Excerpts from a dataset:
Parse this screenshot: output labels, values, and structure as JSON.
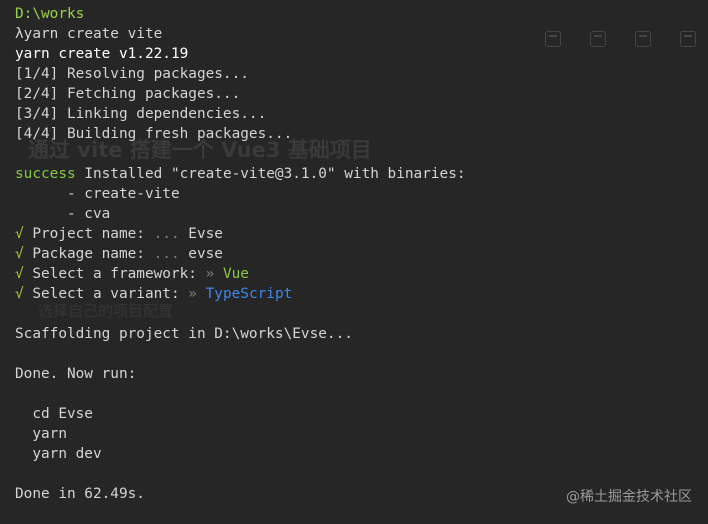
{
  "terminal": {
    "path_line": "D:\\works",
    "command_prompt": "λ",
    "command": "yarn create vite",
    "version_line": "yarn create v1.22.19",
    "steps": [
      "[1/4] Resolving packages...",
      "[2/4] Fetching packages...",
      "[3/4] Linking dependencies...",
      "[4/4] Building fresh packages..."
    ],
    "success_word": "success",
    "success_text": " Installed \"create-vite@3.1.0\" with binaries:",
    "binaries": [
      "      - create-vite",
      "      - cva"
    ],
    "prompts": [
      {
        "check": "√",
        "label": " Project name: ",
        "sep": "...",
        "value": " Evse"
      },
      {
        "check": "√",
        "label": " Package name: ",
        "sep": "...",
        "value": " evse"
      },
      {
        "check": "√",
        "label": " Select a framework: ",
        "sep": "»",
        "value": " Vue"
      },
      {
        "check": "√",
        "label": " Select a variant: ",
        "sep": "»",
        "value": " TypeScript"
      }
    ],
    "scaffolding": "Scaffolding project in D:\\works\\Evse...",
    "done_now_run": "Done. Now run:",
    "run_commands": [
      "  cd Evse",
      "  yarn",
      "  yarn dev"
    ],
    "done_time": "Done in 62.49s."
  },
  "watermark": "@稀土掘金技术社区",
  "colors": {
    "background": "#262626",
    "path": "#9ad34a",
    "success": "#84c942",
    "check": "#b6c438",
    "vue": "#8ec63f",
    "typescript": "#3f86e6"
  }
}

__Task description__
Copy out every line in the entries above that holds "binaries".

__Task output__
    "success_text": " Installed \"create-vite@3.1.0\" with binaries:",
    "binaries": [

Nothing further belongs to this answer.